▶ **Problem**:
Search the data below for the string "structure". Extract every line that contains it.

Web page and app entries
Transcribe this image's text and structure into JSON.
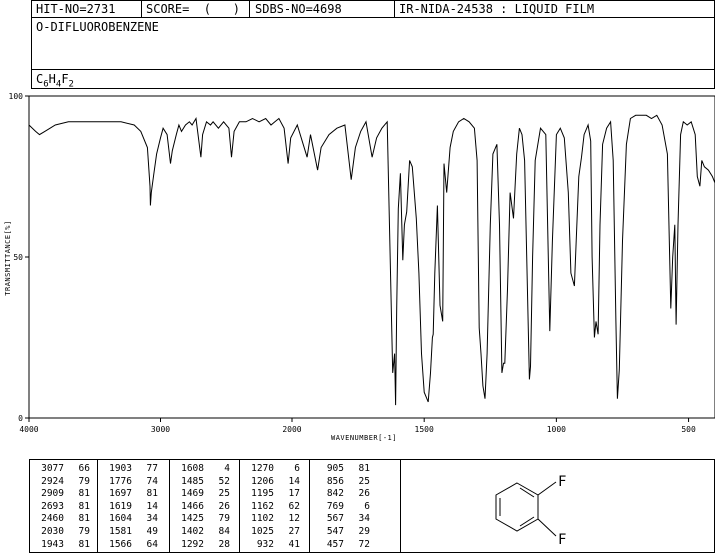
{
  "header": {
    "hit_no": "HIT-NO=2731",
    "score": "SCORE=  (   )",
    "sdbs_no": "SDBS-NO=4698",
    "ir_info": "IR-NIDA-24538 : LIQUID FILM"
  },
  "compound": {
    "name": "O-DIFLUOROBENZENE",
    "formula_parts": [
      "C",
      "6",
      "H",
      "4",
      "F",
      "2"
    ]
  },
  "structure": {
    "substituents": [
      "F",
      "F"
    ]
  },
  "chart_data": {
    "type": "line",
    "title": "",
    "xlabel": "WAVENUMBER[-1]",
    "ylabel": "TRANSMITTANCE[%]",
    "xlim": [
      4000,
      400
    ],
    "ylim": [
      0,
      100
    ],
    "xticks": [
      4000,
      3000,
      2000,
      1500,
      1000,
      500
    ],
    "yticks": [
      0,
      50,
      100
    ],
    "grid": false,
    "series": [
      {
        "points": [
          [
            4000,
            91
          ],
          [
            3950,
            89
          ],
          [
            3920,
            88
          ],
          [
            3880,
            89
          ],
          [
            3800,
            91
          ],
          [
            3700,
            92
          ],
          [
            3600,
            92
          ],
          [
            3500,
            92
          ],
          [
            3400,
            92
          ],
          [
            3300,
            92
          ],
          [
            3200,
            91
          ],
          [
            3150,
            89
          ],
          [
            3100,
            84
          ],
          [
            3080,
            72
          ],
          [
            3077,
            66
          ],
          [
            3070,
            70
          ],
          [
            3050,
            76
          ],
          [
            3030,
            82
          ],
          [
            3000,
            87
          ],
          [
            2980,
            90
          ],
          [
            2950,
            88
          ],
          [
            2924,
            79
          ],
          [
            2910,
            83
          ],
          [
            2880,
            88
          ],
          [
            2860,
            91
          ],
          [
            2840,
            89
          ],
          [
            2810,
            91
          ],
          [
            2780,
            92
          ],
          [
            2760,
            91
          ],
          [
            2730,
            93
          ],
          [
            2693,
            81
          ],
          [
            2680,
            88
          ],
          [
            2650,
            92
          ],
          [
            2620,
            91
          ],
          [
            2600,
            92
          ],
          [
            2560,
            90
          ],
          [
            2520,
            92
          ],
          [
            2480,
            90
          ],
          [
            2460,
            81
          ],
          [
            2440,
            89
          ],
          [
            2400,
            92
          ],
          [
            2350,
            92
          ],
          [
            2300,
            93
          ],
          [
            2250,
            92
          ],
          [
            2200,
            93
          ],
          [
            2160,
            91
          ],
          [
            2130,
            92
          ],
          [
            2100,
            93
          ],
          [
            2060,
            90
          ],
          [
            2030,
            79
          ],
          [
            2010,
            87
          ],
          [
            1980,
            91
          ],
          [
            1943,
            81
          ],
          [
            1930,
            88
          ],
          [
            1903,
            77
          ],
          [
            1890,
            84
          ],
          [
            1860,
            88
          ],
          [
            1830,
            90
          ],
          [
            1800,
            91
          ],
          [
            1776,
            74
          ],
          [
            1760,
            84
          ],
          [
            1740,
            89
          ],
          [
            1720,
            92
          ],
          [
            1697,
            81
          ],
          [
            1680,
            87
          ],
          [
            1660,
            90
          ],
          [
            1640,
            92
          ],
          [
            1619,
            14
          ],
          [
            1612,
            20
          ],
          [
            1608,
            4
          ],
          [
            1604,
            34
          ],
          [
            1598,
            65
          ],
          [
            1590,
            76
          ],
          [
            1581,
            49
          ],
          [
            1575,
            60
          ],
          [
            1566,
            64
          ],
          [
            1555,
            80
          ],
          [
            1545,
            78
          ],
          [
            1530,
            62
          ],
          [
            1520,
            45
          ],
          [
            1510,
            20
          ],
          [
            1500,
            8
          ],
          [
            1485,
            5
          ],
          [
            1476,
            14
          ],
          [
            1469,
            25
          ],
          [
            1466,
            26
          ],
          [
            1460,
            45
          ],
          [
            1450,
            66
          ],
          [
            1440,
            35
          ],
          [
            1430,
            30
          ],
          [
            1425,
            79
          ],
          [
            1415,
            70
          ],
          [
            1402,
            84
          ],
          [
            1390,
            89
          ],
          [
            1370,
            92
          ],
          [
            1350,
            93
          ],
          [
            1330,
            92
          ],
          [
            1310,
            90
          ],
          [
            1300,
            80
          ],
          [
            1292,
            28
          ],
          [
            1285,
            20
          ],
          [
            1278,
            10
          ],
          [
            1270,
            6
          ],
          [
            1262,
            20
          ],
          [
            1250,
            60
          ],
          [
            1240,
            82
          ],
          [
            1225,
            85
          ],
          [
            1215,
            60
          ],
          [
            1206,
            14
          ],
          [
            1200,
            17
          ],
          [
            1195,
            17
          ],
          [
            1185,
            40
          ],
          [
            1175,
            70
          ],
          [
            1162,
            62
          ],
          [
            1150,
            82
          ],
          [
            1140,
            90
          ],
          [
            1130,
            88
          ],
          [
            1120,
            80
          ],
          [
            1102,
            12
          ],
          [
            1098,
            16
          ],
          [
            1090,
            50
          ],
          [
            1080,
            80
          ],
          [
            1060,
            90
          ],
          [
            1040,
            88
          ],
          [
            1025,
            27
          ],
          [
            1015,
            55
          ],
          [
            1000,
            88
          ],
          [
            985,
            90
          ],
          [
            970,
            87
          ],
          [
            955,
            70
          ],
          [
            945,
            45
          ],
          [
            932,
            41
          ],
          [
            925,
            55
          ],
          [
            915,
            75
          ],
          [
            905,
            81
          ],
          [
            895,
            88
          ],
          [
            880,
            91
          ],
          [
            870,
            86
          ],
          [
            865,
            50
          ],
          [
            856,
            25
          ],
          [
            850,
            30
          ],
          [
            842,
            26
          ],
          [
            835,
            60
          ],
          [
            825,
            85
          ],
          [
            810,
            90
          ],
          [
            795,
            92
          ],
          [
            785,
            80
          ],
          [
            775,
            30
          ],
          [
            769,
            6
          ],
          [
            762,
            15
          ],
          [
            750,
            55
          ],
          [
            735,
            85
          ],
          [
            720,
            93
          ],
          [
            700,
            94
          ],
          [
            680,
            94
          ],
          [
            660,
            94
          ],
          [
            640,
            93
          ],
          [
            620,
            94
          ],
          [
            600,
            91
          ],
          [
            580,
            82
          ],
          [
            567,
            34
          ],
          [
            560,
            50
          ],
          [
            552,
            60
          ],
          [
            547,
            29
          ],
          [
            540,
            60
          ],
          [
            530,
            88
          ],
          [
            520,
            92
          ],
          [
            505,
            91
          ],
          [
            490,
            92
          ],
          [
            475,
            88
          ],
          [
            467,
            75
          ],
          [
            457,
            72
          ],
          [
            450,
            80
          ],
          [
            440,
            78
          ],
          [
            425,
            77
          ],
          [
            410,
            75
          ],
          [
            400,
            73
          ]
        ]
      }
    ]
  },
  "peak_table": [
    [
      [
        3077,
        66
      ],
      [
        2924,
        79
      ],
      [
        2909,
        81
      ],
      [
        2693,
        81
      ],
      [
        2460,
        81
      ],
      [
        2030,
        79
      ],
      [
        1943,
        81
      ]
    ],
    [
      [
        1903,
        77
      ],
      [
        1776,
        74
      ],
      [
        1697,
        81
      ],
      [
        1619,
        14
      ],
      [
        1604,
        34
      ],
      [
        1581,
        49
      ],
      [
        1566,
        64
      ]
    ],
    [
      [
        1608,
        4
      ],
      [
        1485,
        52
      ],
      [
        1469,
        25
      ],
      [
        1466,
        26
      ],
      [
        1425,
        79
      ],
      [
        1402,
        84
      ],
      [
        1292,
        28
      ]
    ],
    [
      [
        1270,
        6
      ],
      [
        1206,
        14
      ],
      [
        1195,
        17
      ],
      [
        1162,
        62
      ],
      [
        1102,
        12
      ],
      [
        1025,
        27
      ],
      [
        932,
        41
      ]
    ],
    [
      [
        905,
        81
      ],
      [
        856,
        25
      ],
      [
        842,
        26
      ],
      [
        769,
        6
      ],
      [
        567,
        34
      ],
      [
        547,
        29
      ],
      [
        457,
        72
      ]
    ]
  ]
}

▶ **Your solution**:
Transcribe this image's text and structure into JSON.
  "structure": {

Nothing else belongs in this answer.